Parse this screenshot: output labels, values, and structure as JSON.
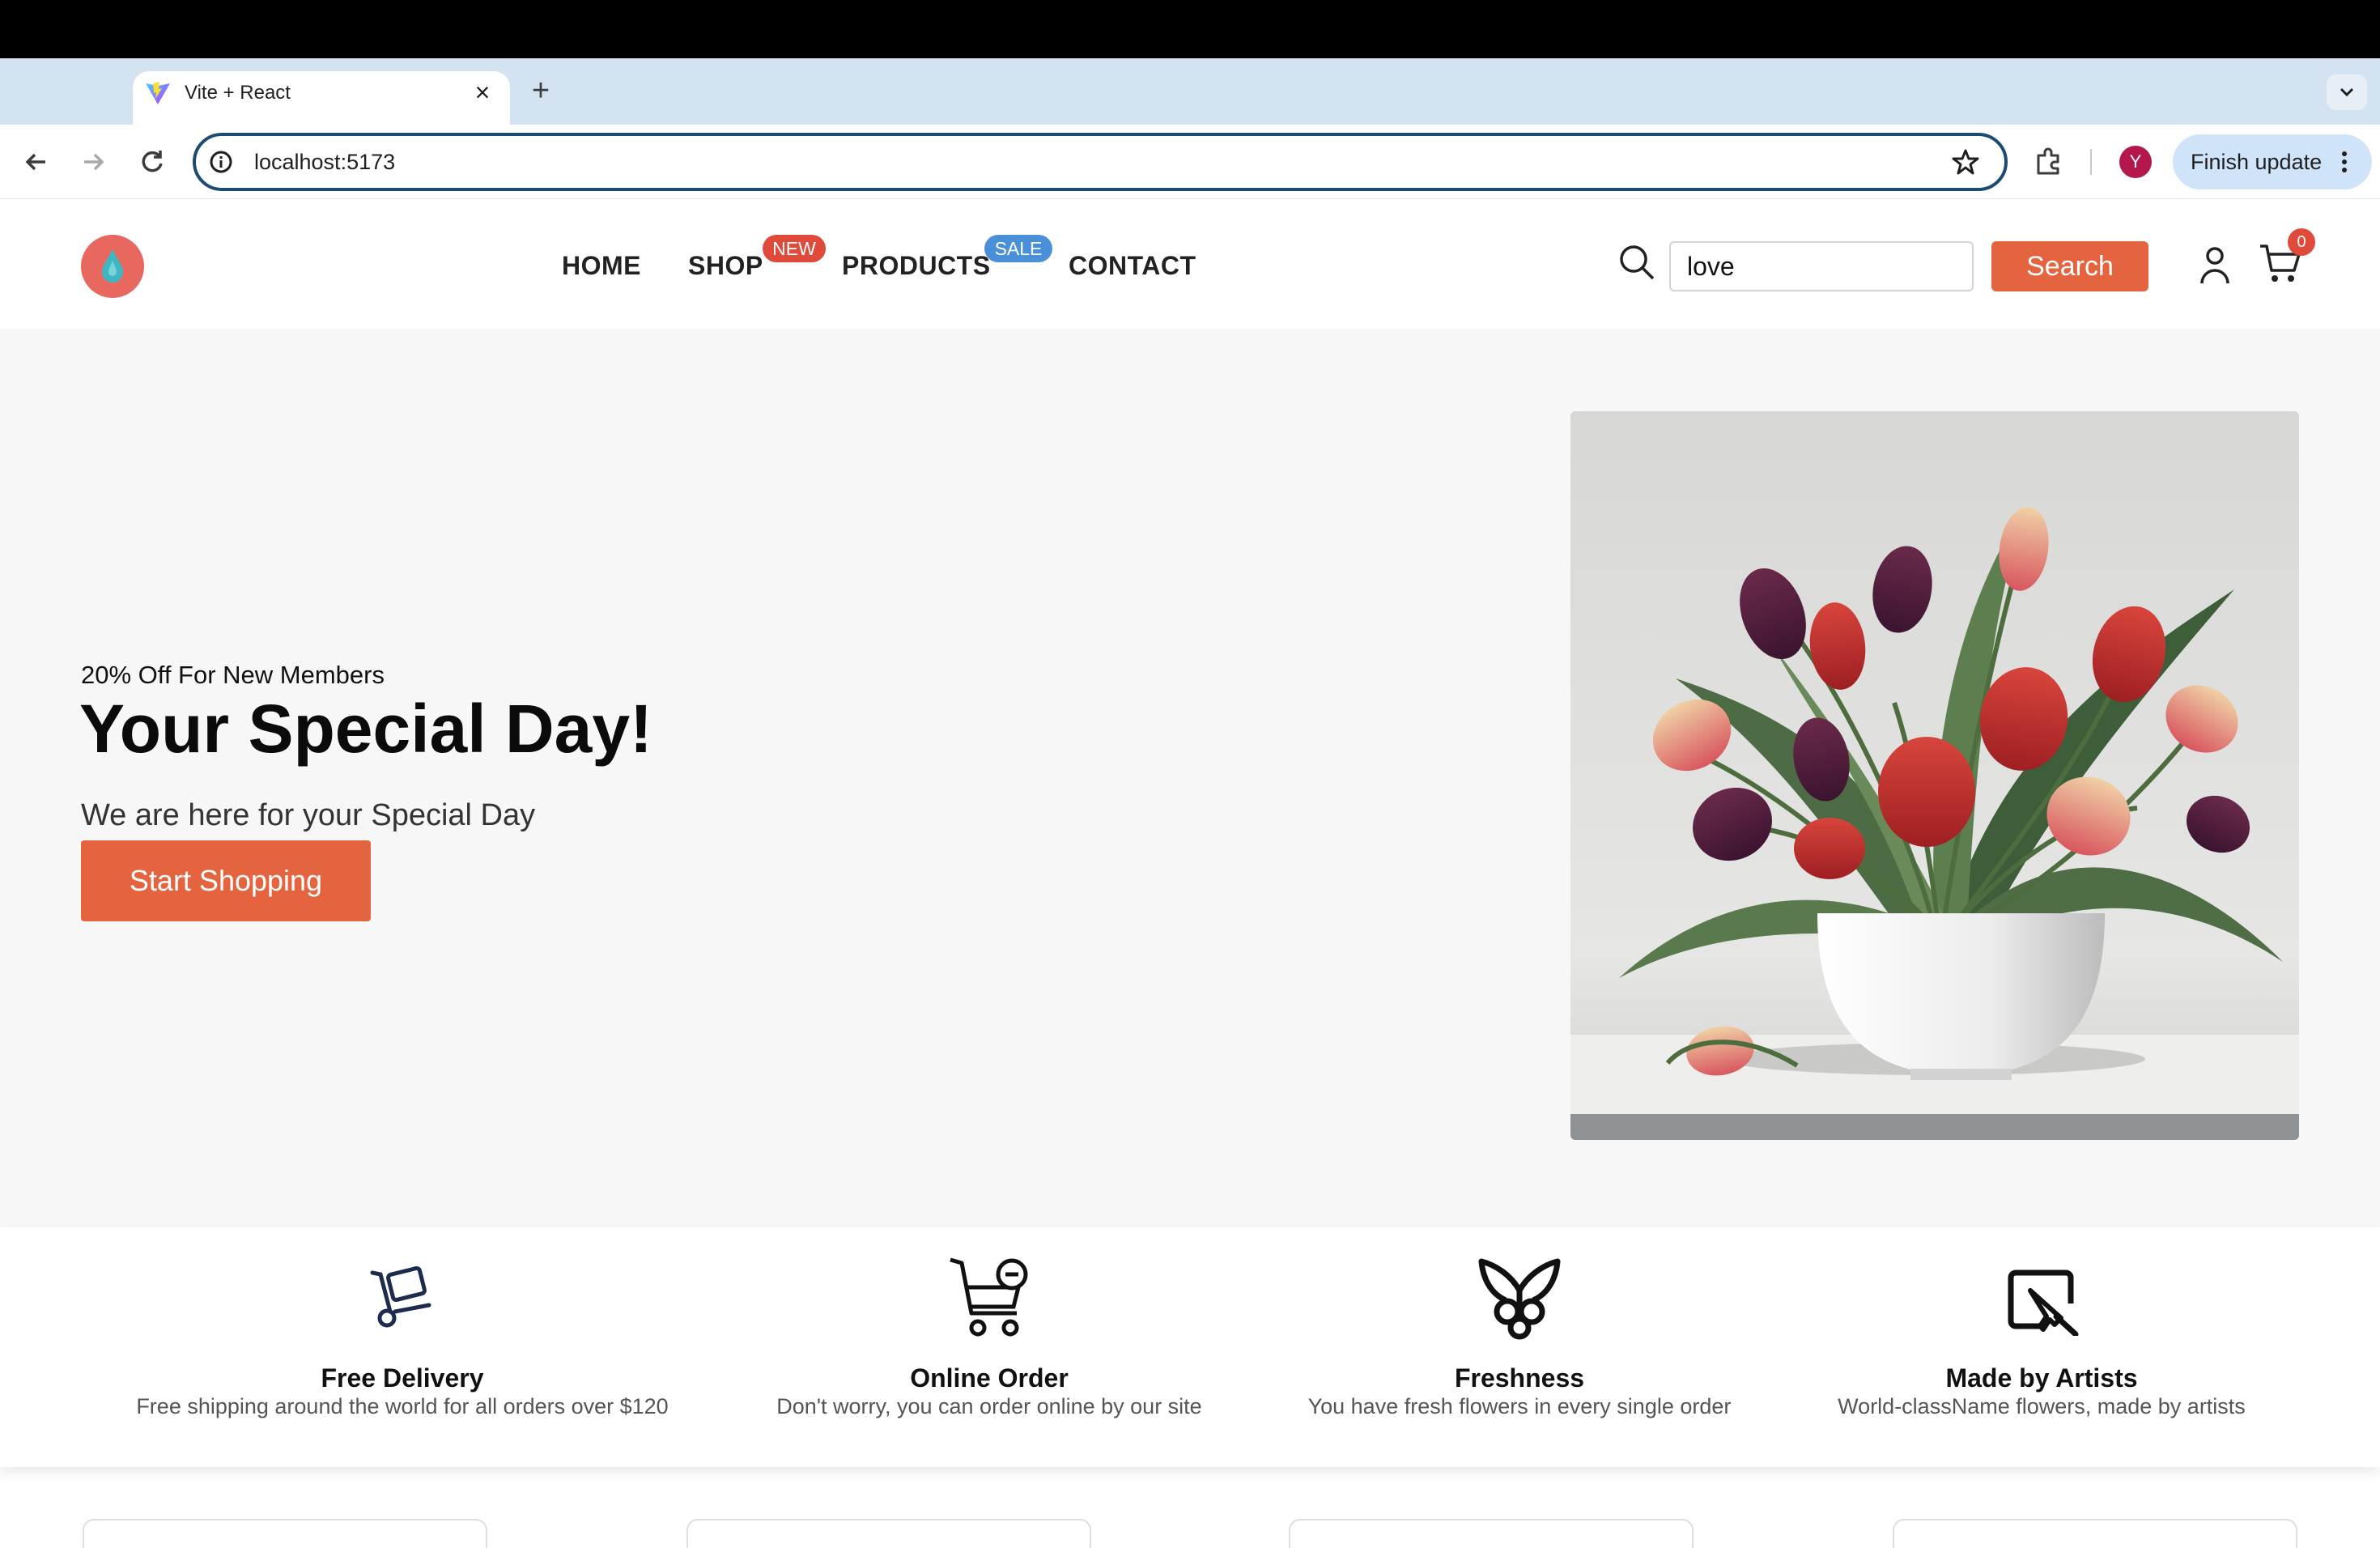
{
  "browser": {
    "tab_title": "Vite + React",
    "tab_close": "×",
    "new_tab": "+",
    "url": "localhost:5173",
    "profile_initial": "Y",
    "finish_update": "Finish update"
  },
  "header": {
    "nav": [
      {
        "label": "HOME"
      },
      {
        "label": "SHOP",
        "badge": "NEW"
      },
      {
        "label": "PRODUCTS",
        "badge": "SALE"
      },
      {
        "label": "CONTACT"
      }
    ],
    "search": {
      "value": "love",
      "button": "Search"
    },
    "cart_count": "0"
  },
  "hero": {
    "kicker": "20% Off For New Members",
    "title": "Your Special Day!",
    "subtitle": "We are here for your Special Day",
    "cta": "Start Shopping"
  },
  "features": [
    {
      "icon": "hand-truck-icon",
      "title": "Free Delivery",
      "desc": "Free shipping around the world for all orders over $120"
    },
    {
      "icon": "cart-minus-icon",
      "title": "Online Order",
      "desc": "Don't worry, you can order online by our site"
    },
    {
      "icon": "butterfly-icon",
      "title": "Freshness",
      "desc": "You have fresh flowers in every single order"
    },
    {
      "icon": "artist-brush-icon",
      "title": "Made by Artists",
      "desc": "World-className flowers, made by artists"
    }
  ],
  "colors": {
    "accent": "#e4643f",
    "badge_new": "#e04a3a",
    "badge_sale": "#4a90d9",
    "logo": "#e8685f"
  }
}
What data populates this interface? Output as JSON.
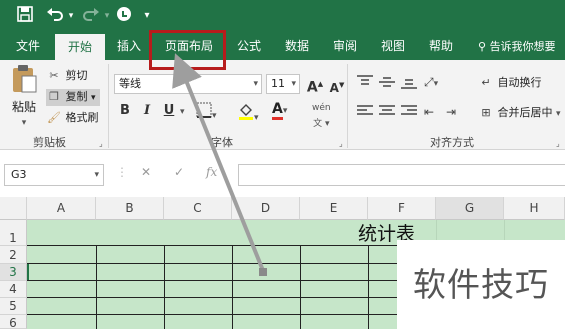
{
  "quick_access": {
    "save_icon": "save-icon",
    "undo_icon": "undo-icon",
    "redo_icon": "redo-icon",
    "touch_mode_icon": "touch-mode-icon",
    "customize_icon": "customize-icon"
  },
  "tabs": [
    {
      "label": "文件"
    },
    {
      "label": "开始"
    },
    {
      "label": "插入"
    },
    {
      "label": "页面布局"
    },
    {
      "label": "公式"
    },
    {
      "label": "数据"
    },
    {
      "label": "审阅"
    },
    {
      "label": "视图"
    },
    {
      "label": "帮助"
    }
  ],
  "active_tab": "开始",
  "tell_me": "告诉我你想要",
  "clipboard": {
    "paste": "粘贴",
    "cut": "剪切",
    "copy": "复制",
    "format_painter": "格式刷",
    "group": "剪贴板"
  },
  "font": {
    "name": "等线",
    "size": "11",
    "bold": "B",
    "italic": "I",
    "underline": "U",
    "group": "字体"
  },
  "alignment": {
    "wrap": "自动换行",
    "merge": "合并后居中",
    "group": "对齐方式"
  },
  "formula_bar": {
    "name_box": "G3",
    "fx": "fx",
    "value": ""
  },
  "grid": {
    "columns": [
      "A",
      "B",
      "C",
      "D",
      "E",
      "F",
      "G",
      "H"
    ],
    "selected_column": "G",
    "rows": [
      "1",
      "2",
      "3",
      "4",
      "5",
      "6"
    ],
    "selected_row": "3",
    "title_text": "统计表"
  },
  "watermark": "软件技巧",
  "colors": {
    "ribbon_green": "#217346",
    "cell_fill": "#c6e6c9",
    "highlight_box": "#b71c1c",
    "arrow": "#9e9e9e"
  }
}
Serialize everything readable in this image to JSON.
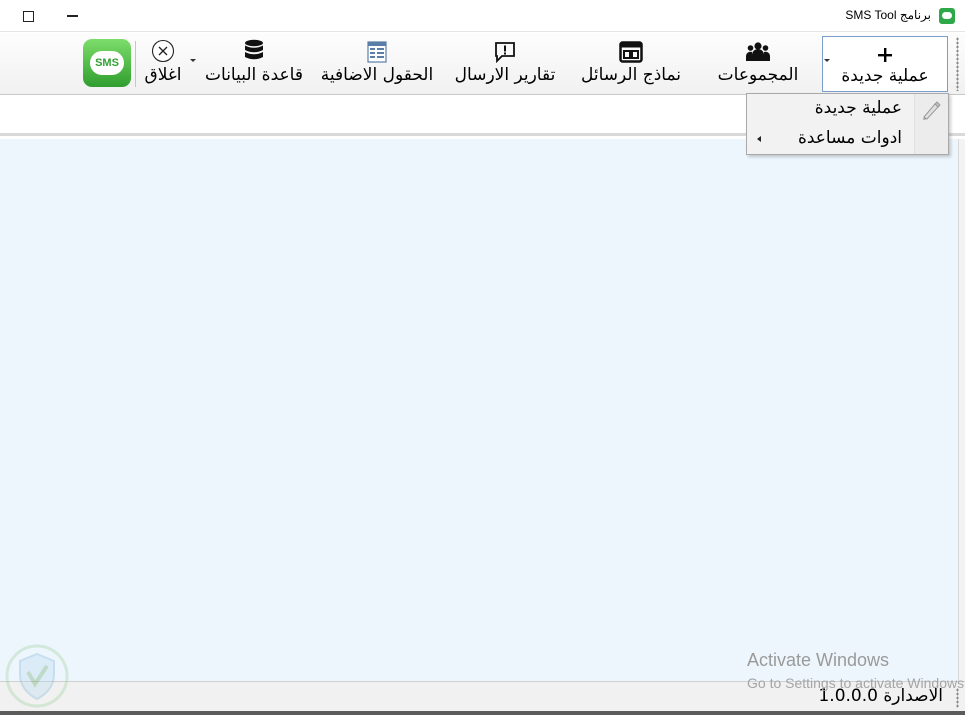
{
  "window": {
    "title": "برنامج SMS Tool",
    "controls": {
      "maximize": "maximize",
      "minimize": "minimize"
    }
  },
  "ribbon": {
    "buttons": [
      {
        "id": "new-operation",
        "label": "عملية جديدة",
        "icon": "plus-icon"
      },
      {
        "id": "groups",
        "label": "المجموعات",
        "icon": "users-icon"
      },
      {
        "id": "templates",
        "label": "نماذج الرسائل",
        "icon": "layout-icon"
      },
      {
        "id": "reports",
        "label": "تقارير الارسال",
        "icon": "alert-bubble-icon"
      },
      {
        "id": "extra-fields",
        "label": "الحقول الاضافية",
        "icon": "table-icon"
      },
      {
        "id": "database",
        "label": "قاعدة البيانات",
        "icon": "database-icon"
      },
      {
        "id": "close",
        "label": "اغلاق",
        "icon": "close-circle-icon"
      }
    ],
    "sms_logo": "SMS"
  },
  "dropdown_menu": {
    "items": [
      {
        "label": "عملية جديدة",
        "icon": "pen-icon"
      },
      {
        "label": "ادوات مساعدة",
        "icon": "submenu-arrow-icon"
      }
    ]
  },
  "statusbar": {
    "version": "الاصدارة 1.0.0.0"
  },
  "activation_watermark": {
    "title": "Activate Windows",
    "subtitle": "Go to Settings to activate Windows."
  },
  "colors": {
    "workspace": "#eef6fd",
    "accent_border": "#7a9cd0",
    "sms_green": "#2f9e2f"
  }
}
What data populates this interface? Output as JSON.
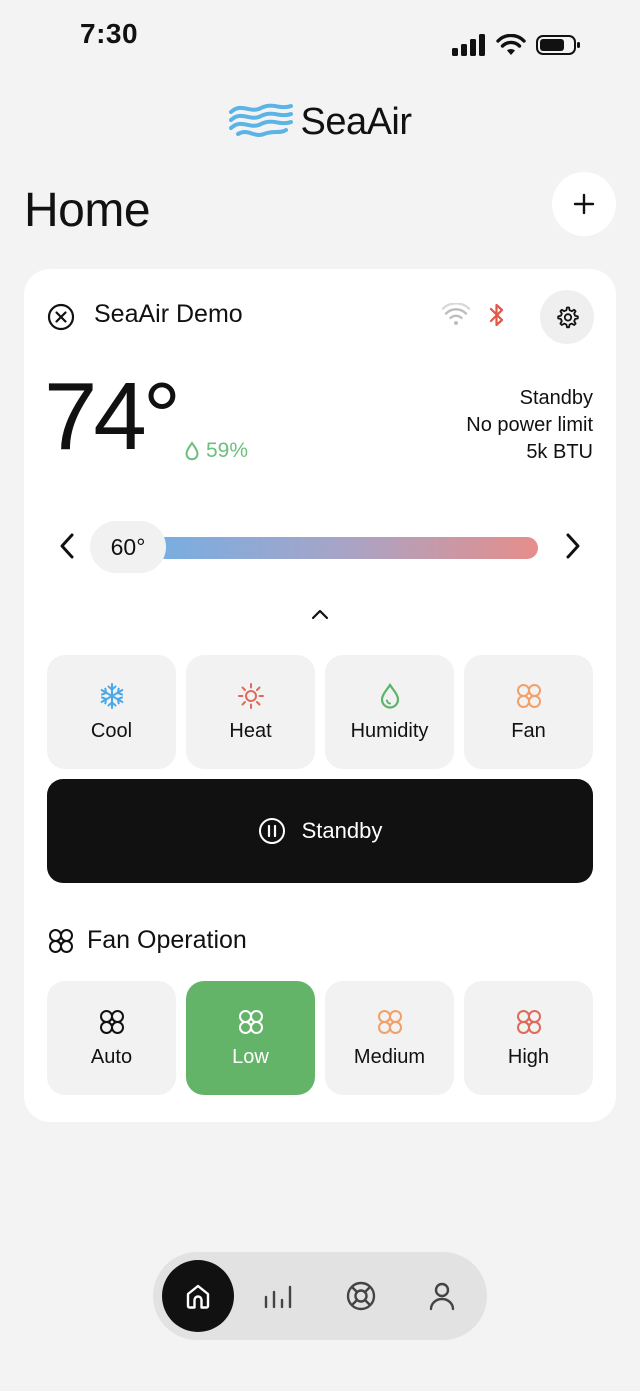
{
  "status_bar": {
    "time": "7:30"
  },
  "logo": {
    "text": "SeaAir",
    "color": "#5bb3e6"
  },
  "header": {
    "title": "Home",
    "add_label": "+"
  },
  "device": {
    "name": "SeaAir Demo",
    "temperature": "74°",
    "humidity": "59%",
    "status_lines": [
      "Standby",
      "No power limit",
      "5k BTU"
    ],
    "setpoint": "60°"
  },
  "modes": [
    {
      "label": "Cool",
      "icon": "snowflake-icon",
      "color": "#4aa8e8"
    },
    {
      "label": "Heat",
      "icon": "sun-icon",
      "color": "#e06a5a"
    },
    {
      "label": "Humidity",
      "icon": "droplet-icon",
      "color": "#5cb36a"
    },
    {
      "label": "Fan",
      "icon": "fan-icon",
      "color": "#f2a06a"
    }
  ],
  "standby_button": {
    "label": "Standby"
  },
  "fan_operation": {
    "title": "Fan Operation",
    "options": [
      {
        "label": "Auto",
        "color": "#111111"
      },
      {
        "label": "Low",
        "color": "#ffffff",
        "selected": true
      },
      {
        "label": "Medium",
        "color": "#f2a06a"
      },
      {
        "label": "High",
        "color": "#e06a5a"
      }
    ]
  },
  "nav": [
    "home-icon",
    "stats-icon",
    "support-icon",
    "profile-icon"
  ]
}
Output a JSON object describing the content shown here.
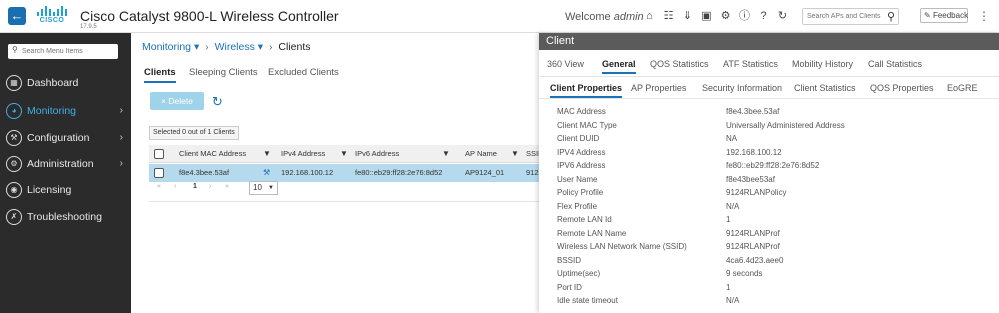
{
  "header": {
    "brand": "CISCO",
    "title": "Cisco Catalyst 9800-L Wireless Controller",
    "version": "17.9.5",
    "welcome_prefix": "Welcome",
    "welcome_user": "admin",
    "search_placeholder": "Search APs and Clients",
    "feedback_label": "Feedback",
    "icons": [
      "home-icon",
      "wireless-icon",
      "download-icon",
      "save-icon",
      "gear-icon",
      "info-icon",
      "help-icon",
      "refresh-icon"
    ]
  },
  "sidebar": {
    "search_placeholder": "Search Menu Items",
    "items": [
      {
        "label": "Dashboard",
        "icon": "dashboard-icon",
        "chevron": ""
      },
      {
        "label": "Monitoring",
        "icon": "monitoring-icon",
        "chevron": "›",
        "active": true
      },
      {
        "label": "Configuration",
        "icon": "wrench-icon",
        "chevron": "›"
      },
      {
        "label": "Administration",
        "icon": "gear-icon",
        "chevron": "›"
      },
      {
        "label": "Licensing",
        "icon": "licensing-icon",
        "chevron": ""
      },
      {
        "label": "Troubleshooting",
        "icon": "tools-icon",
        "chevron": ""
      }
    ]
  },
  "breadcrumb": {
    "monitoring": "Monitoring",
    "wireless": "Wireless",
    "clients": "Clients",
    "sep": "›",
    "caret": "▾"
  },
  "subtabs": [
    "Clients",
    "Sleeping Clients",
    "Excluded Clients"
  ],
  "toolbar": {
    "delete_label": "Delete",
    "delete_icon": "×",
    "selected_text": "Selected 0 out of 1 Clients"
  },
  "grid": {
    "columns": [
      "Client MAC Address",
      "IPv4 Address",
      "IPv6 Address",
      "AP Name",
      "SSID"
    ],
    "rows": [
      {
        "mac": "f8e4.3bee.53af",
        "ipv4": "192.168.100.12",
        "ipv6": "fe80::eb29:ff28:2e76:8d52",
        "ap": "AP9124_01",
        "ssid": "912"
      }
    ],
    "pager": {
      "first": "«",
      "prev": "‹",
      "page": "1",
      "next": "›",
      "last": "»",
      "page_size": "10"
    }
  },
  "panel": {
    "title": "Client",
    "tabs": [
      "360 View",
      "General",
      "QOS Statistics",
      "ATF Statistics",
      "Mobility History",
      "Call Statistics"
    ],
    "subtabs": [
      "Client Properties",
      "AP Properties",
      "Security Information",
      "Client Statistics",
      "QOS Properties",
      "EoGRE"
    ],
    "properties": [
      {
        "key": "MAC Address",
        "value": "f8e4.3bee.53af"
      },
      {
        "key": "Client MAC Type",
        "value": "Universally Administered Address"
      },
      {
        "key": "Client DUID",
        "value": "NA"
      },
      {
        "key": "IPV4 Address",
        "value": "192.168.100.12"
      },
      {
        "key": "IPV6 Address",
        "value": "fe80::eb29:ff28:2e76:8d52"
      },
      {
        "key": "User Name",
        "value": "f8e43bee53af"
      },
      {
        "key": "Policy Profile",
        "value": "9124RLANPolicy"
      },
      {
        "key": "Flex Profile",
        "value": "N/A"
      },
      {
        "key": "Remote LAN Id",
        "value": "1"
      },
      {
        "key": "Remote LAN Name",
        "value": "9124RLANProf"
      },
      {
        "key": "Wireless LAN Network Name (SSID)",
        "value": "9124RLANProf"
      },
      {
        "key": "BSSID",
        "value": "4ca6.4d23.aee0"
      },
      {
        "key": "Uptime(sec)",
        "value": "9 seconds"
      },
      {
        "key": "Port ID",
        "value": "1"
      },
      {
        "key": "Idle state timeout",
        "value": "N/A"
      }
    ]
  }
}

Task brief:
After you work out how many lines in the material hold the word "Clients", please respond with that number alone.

Answer:
6